Men in the series, in solidarity with Luke Cage, also begin to wear pockmarked hoodies. They are showing their support, but also making it clear that black lives are not dispensable.

Luke Cage was originally part of a long line of ?Blaxploitation heroes? of the 70?s like John Shaft and Cleopatra Jones. The genre?s role in exploring and shaping race relations in America were supposed to be a means of Black empowerment, but often perpetuated white stereotypes about Black people. Blaxploitation films catered to America’s Black audiences craving their own riffs on genre cinema, according to Complex magazine.

George White, author of Holding the Line: Race, Racism and American Foreign Policy Toward Africa, said that the Luke Cage remake is what moving forward with positive representation in media looks like.

?There?s this saying ?if you can?t see it, you can?t be it,?? said White. ?If our young people are only seeing the same characters over and over and none of them look like them, it?s going to be hard for them to say I want to be that. Representation matters greatly.?

Luke Cage stands out as a different kind of superhero because he is living like an actual person in the streets he patrols. He is a real person; he doesn’?t hide behind a costume or a cape. Jordan Jeffers, a marketing major at York College, said Cage’s character is down to earth and relatable because he grew up on the streets he is trying to save.

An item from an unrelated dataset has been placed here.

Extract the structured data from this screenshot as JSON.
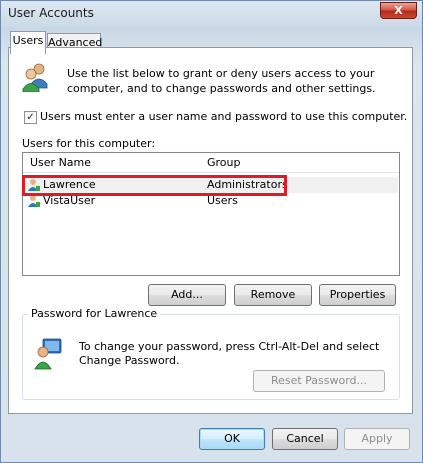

?”He?’s lived the struggles as a normal person and now he?s trying to change his surroundings,?” said Jeffers. ?He isn’?t like all the superheroes who have alter egos; he?s the definition of a hero and a role model because he is showing that you can make real changes – no matter where you come from. But, it doesn?’t hurt that he?s indestructible too.?